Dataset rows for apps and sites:

──────────────────────────────

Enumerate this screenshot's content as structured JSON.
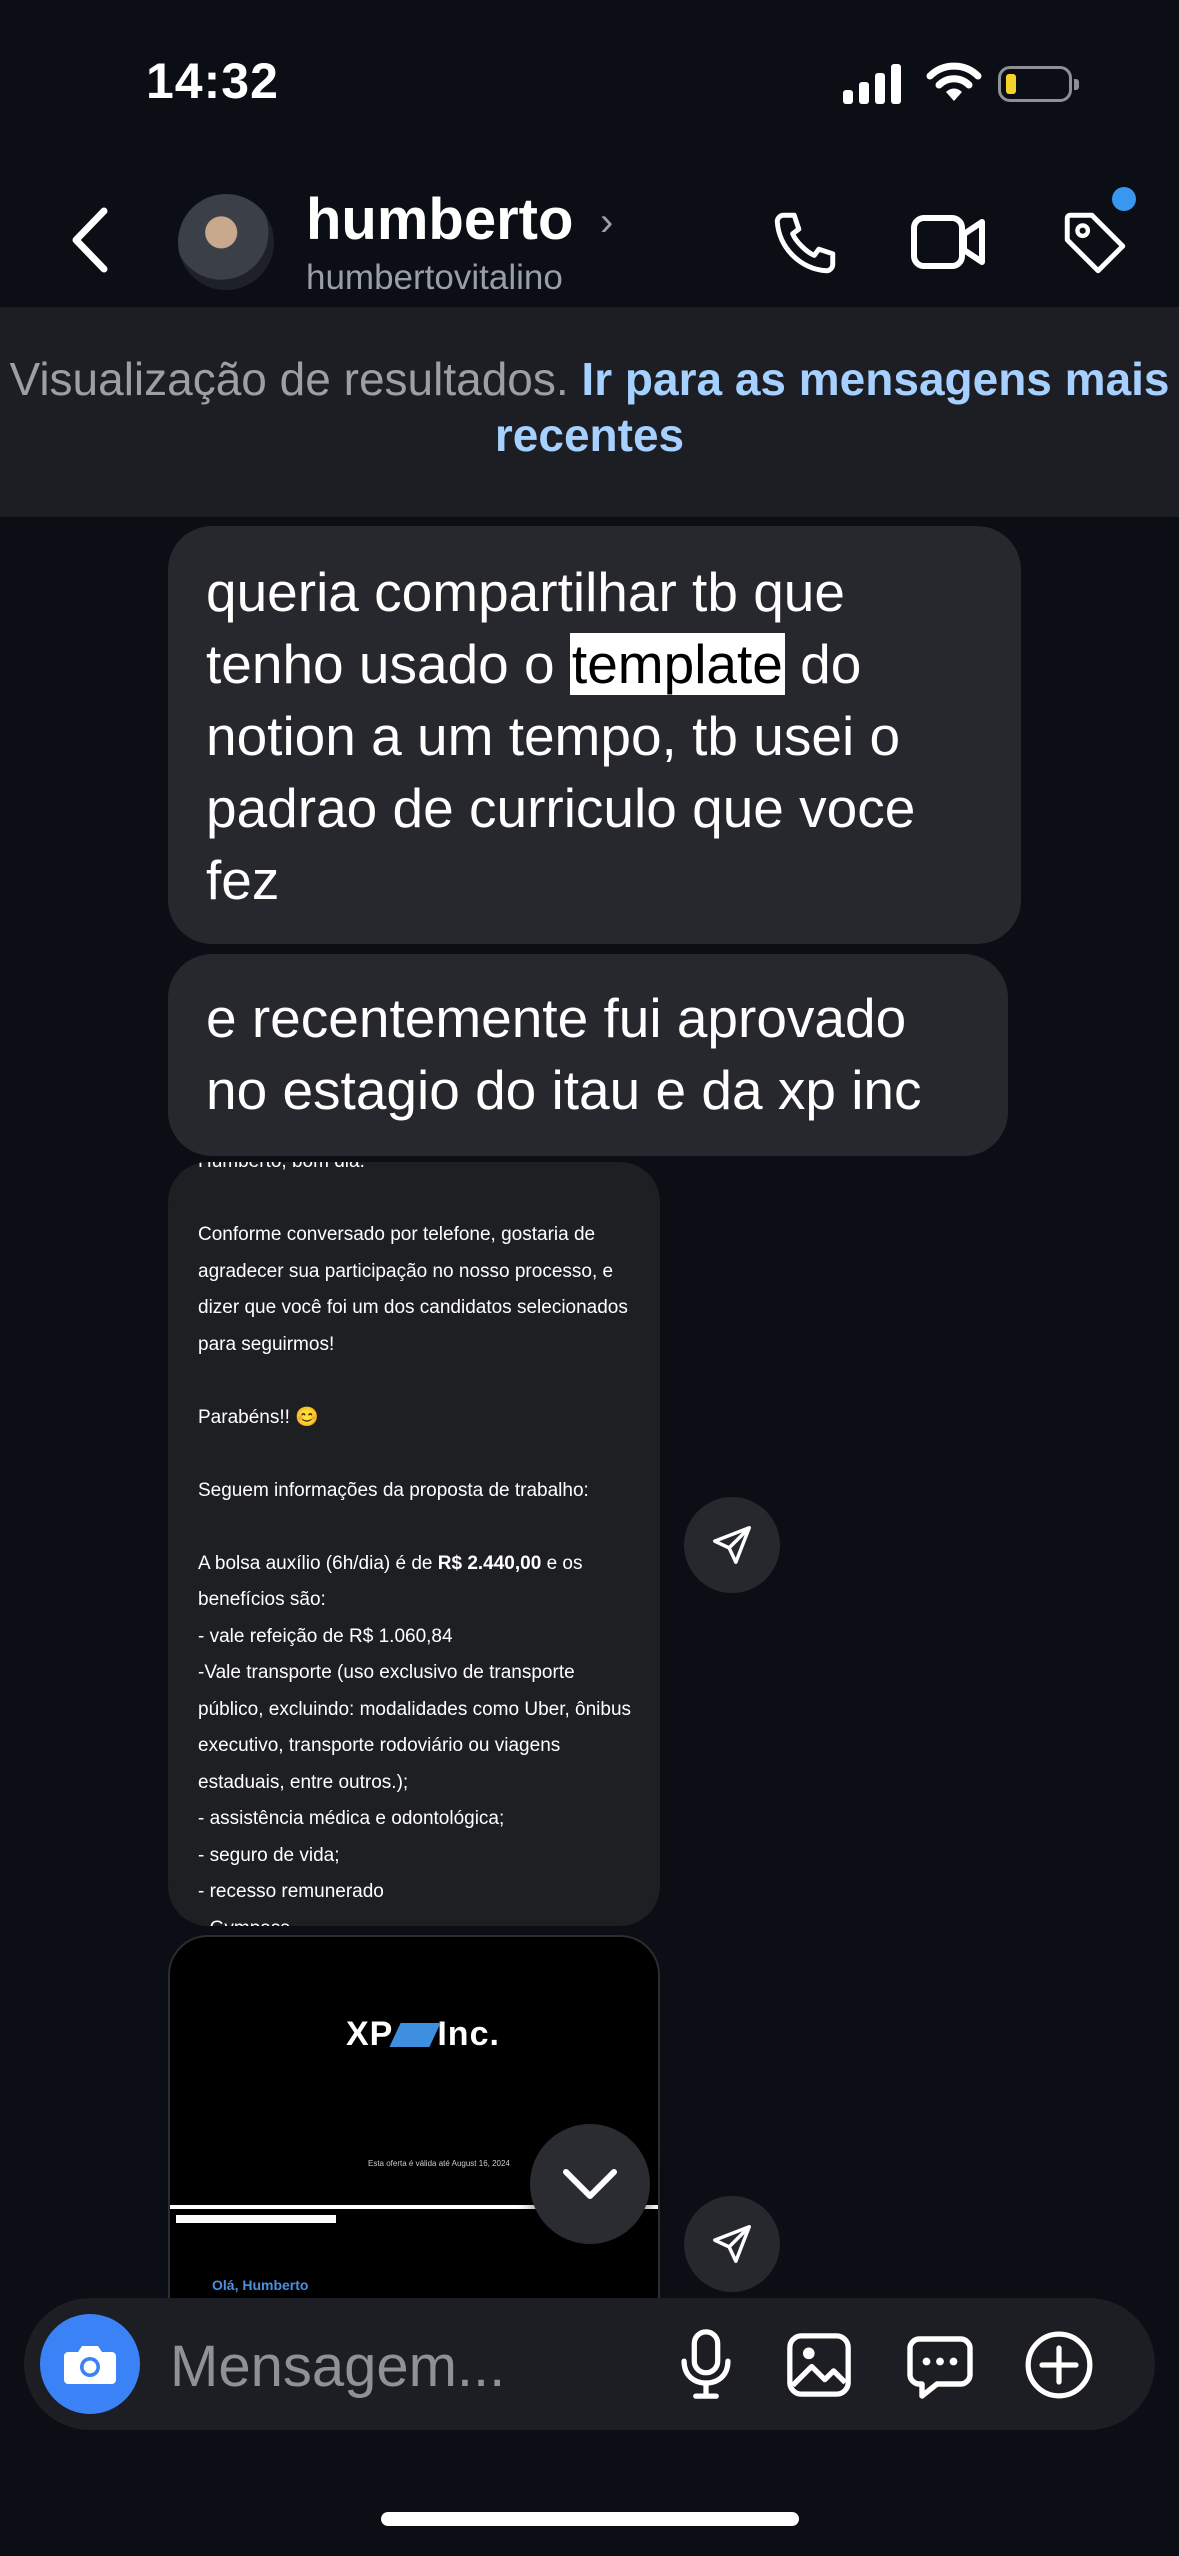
{
  "status_bar": {
    "time": "14:32",
    "battery_color": "#f5d327"
  },
  "header": {
    "username": "humberto",
    "handle": "humbertovitalino",
    "icons": [
      "back-icon",
      "phone-icon",
      "video-icon",
      "tag-icon"
    ]
  },
  "banner": {
    "text": "Visualização de resultados. ",
    "link": "Ir para as mensagens mais recentes"
  },
  "messages": {
    "m1": {
      "before": "queria compartilhar tb que tenho usado o ",
      "highlight": "template",
      "after": " do notion a um tempo, tb usei o padrao de curriculo que voce fez"
    },
    "m2": "e recentemente fui aprovado no estagio do itau e da xp inc",
    "email": {
      "greeting": "Humberto, bom dia.",
      "p1": "Conforme conversado por telefone, gostaria de agradecer sua participação no nosso processo, e dizer que você foi um dos candidatos selecionados para seguirmos!",
      "p2": "Parabéns!! 😊",
      "p3": "Seguem informações da proposta de trabalho:",
      "p4a": "A bolsa auxílio (6h/dia) é de ",
      "p4b": "R$ 2.440,00",
      "p4c": " e os benefícios são:",
      "l1": "- vale refeição de R$ 1.060,84",
      "l2": "-Vale transporte (uso exclusivo de transporte público, excluindo: modalidades como Uber, ônibus executivo, transporte rodoviário ou viagens estaduais, entre outros.);",
      "l3": "- assistência médica e odontológica;",
      "l4": "- seguro de vida;",
      "l5": "- recesso remunerado",
      "l6": "- Gympass"
    },
    "pdf": {
      "logo_left": "XP",
      "logo_right": "Inc.",
      "small": "Esta oferta é válida até August 16, 2024",
      "hello": "Olá, Humberto"
    }
  },
  "composer": {
    "placeholder": "Mensagem...",
    "accent": "#3b82f6"
  }
}
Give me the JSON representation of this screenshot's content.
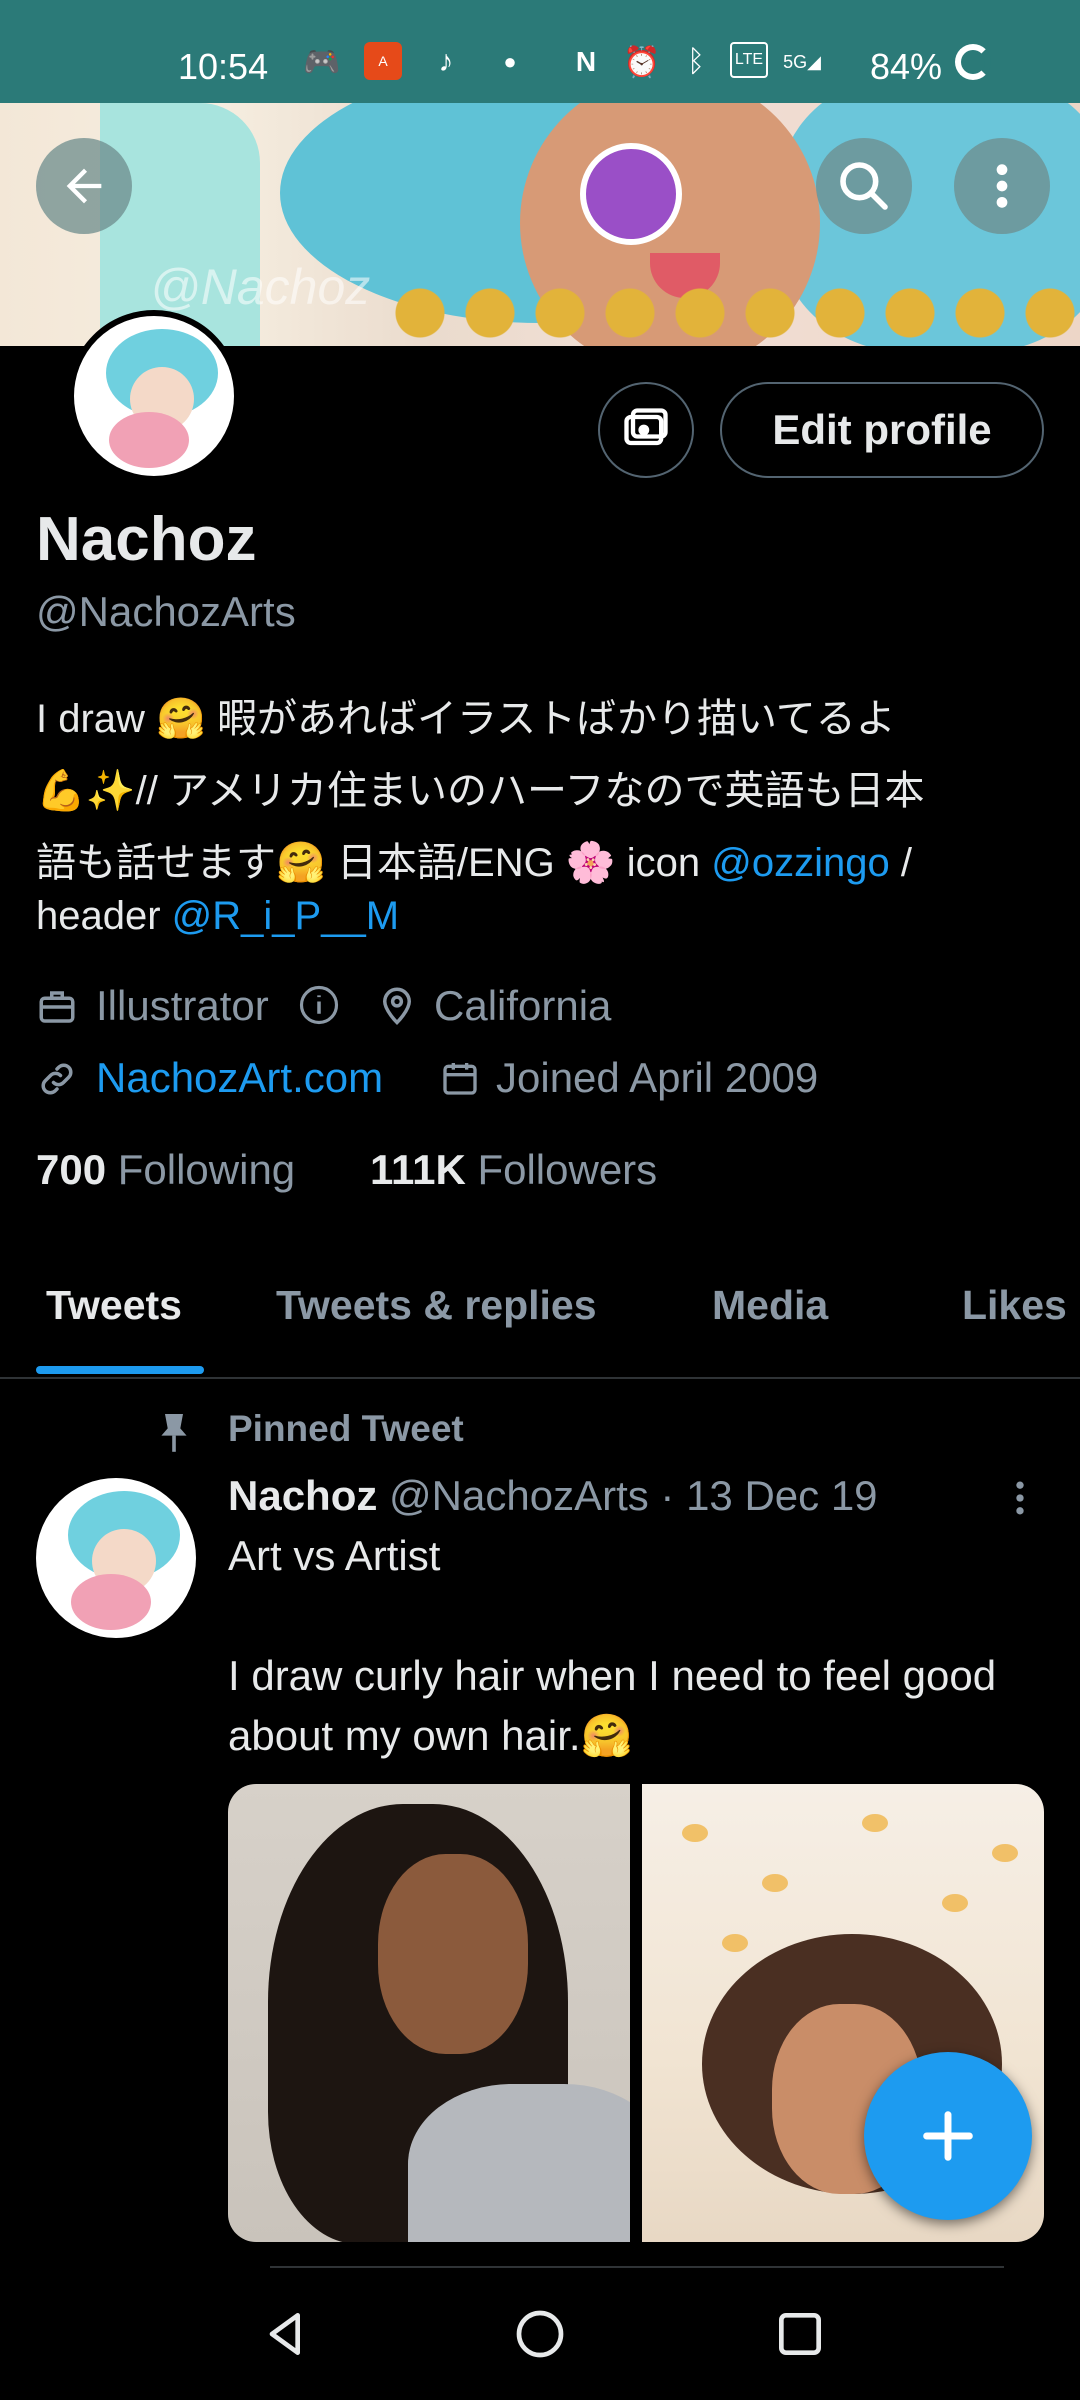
{
  "status_bar": {
    "time": "10:54",
    "battery": "84%",
    "network": "5G"
  },
  "header": {
    "banner_watermark": "@Nachoz"
  },
  "profile": {
    "name": "Nachoz",
    "handle": "@NachozArts",
    "edit_profile_label": "Edit profile",
    "bio": {
      "line1": "I draw 🤗 暇があればイラストばかり描いてるよ",
      "line2": "💪✨// アメリカ住まいのハーフなので英語も日本",
      "line3a": "語も話せます🤗 日本語/ENG 🌸 icon ",
      "line3_link": "@ozzingo",
      "line3b": " /",
      "line4a": "header ",
      "line4_link": "@R_i_P__M"
    },
    "profession": "Illustrator",
    "location": "California",
    "website": "NachozArt.com",
    "joined": "Joined April 2009",
    "following_count": "700",
    "following_label": "Following",
    "followers_count": "111K",
    "followers_label": "Followers"
  },
  "tabs": [
    {
      "label": "Tweets",
      "active": true
    },
    {
      "label": "Tweets & replies",
      "active": false
    },
    {
      "label": "Media",
      "active": false
    },
    {
      "label": "Likes",
      "active": false
    }
  ],
  "pinned_tweet": {
    "label": "Pinned Tweet",
    "author_name": "Nachoz",
    "author_handle": "@NachozArts",
    "date": "· 13 Dec 19",
    "text_line1": "Art vs Artist",
    "text_line2": "I draw curly hair when I need to feel good",
    "text_line3": "about my own hair.🤗"
  },
  "colors": {
    "accent": "#1d9bf0",
    "status_bar": "#2b7a78",
    "background": "#000000",
    "muted": "#8b98a5"
  },
  "icons": [
    "back-arrow-icon",
    "search-icon",
    "more-vertical-icon",
    "camera-sync-icon",
    "briefcase-icon",
    "info-icon",
    "location-pin-icon",
    "link-icon",
    "calendar-icon",
    "pin-icon",
    "compose-plus-icon",
    "nav-back-icon",
    "nav-home-icon",
    "nav-recents-icon"
  ]
}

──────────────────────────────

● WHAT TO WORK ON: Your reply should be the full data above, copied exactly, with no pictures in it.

● RESPONSE:
Enumerate this screenshot's content as structured JSON.
{
  "status_bar": {
    "time": "14:32",
    "battery_color": "#f5d327"
  },
  "header": {
    "username": "humberto",
    "handle": "humbertovitalino",
    "icons": [
      "back-icon",
      "phone-icon",
      "video-icon",
      "tag-icon"
    ]
  },
  "banner": {
    "text": "Visualização de resultados. ",
    "link": "Ir para as mensagens mais recentes"
  },
  "messages": {
    "m1": {
      "before": "queria compartilhar tb que tenho usado o ",
      "highlight": "template",
      "after": " do notion a um tempo, tb usei o padrao de curriculo que voce fez"
    },
    "m2": "e recentemente fui aprovado no estagio do itau e da xp inc",
    "email": {
      "greeting": "Humberto, bom dia.",
      "p1": "Conforme conversado por telefone, gostaria de agradecer sua participação no nosso processo, e dizer que você foi um dos candidatos selecionados para seguirmos!",
      "p2": "Parabéns!! 😊",
      "p3": "Seguem informações da proposta de trabalho:",
      "p4a": "A bolsa auxílio (6h/dia) é de ",
      "p4b": "R$ 2.440,00",
      "p4c": " e os benefícios são:",
      "l1": "- vale refeição de R$ 1.060,84",
      "l2": "-Vale transporte (uso exclusivo de transporte público, excluindo: modalidades como Uber, ônibus executivo, transporte rodoviário ou viagens estaduais, entre outros.);",
      "l3": "- assistência médica e odontológica;",
      "l4": "- seguro de vida;",
      "l5": "- recesso remunerado",
      "l6": "- Gympass"
    },
    "pdf": {
      "logo_left": "XP",
      "logo_right": "Inc.",
      "small": "Esta oferta é válida até August 16, 2024",
      "hello": "Olá, Humberto"
    }
  },
  "composer": {
    "placeholder": "Mensagem...",
    "accent": "#3b82f6"
  }
}
Give me the JSON representation of this screenshot's content.
{
  "status_bar": {
    "time": "10:54",
    "battery": "84%",
    "network": "5G"
  },
  "header": {
    "banner_watermark": "@Nachoz"
  },
  "profile": {
    "name": "Nachoz",
    "handle": "@NachozArts",
    "edit_profile_label": "Edit profile",
    "bio": {
      "line1": "I draw 🤗 暇があればイラストばかり描いてるよ",
      "line2": "💪✨// アメリカ住まいのハーフなので英語も日本",
      "line3a": "語も話せます🤗 日本語/ENG 🌸 icon ",
      "line3_link": "@ozzingo",
      "line3b": " /",
      "line4a": "header ",
      "line4_link": "@R_i_P__M"
    },
    "profession": "Illustrator",
    "location": "California",
    "website": "NachozArt.com",
    "joined": "Joined April 2009",
    "following_count": "700",
    "following_label": "Following",
    "followers_count": "111K",
    "followers_label": "Followers"
  },
  "tabs": [
    {
      "label": "Tweets",
      "active": true
    },
    {
      "label": "Tweets & replies",
      "active": false
    },
    {
      "label": "Media",
      "active": false
    },
    {
      "label": "Likes",
      "active": false
    }
  ],
  "pinned_tweet": {
    "label": "Pinned Tweet",
    "author_name": "Nachoz",
    "author_handle": "@NachozArts",
    "date": "· 13 Dec 19",
    "text_line1": "Art vs Artist",
    "text_line2": "I draw curly hair when I need to feel good",
    "text_line3": "about my own hair.🤗"
  },
  "colors": {
    "accent": "#1d9bf0",
    "status_bar": "#2b7a78",
    "background": "#000000",
    "muted": "#8b98a5"
  },
  "icons": [
    "back-arrow-icon",
    "search-icon",
    "more-vertical-icon",
    "camera-sync-icon",
    "briefcase-icon",
    "info-icon",
    "location-pin-icon",
    "link-icon",
    "calendar-icon",
    "pin-icon",
    "compose-plus-icon",
    "nav-back-icon",
    "nav-home-icon",
    "nav-recents-icon"
  ]
}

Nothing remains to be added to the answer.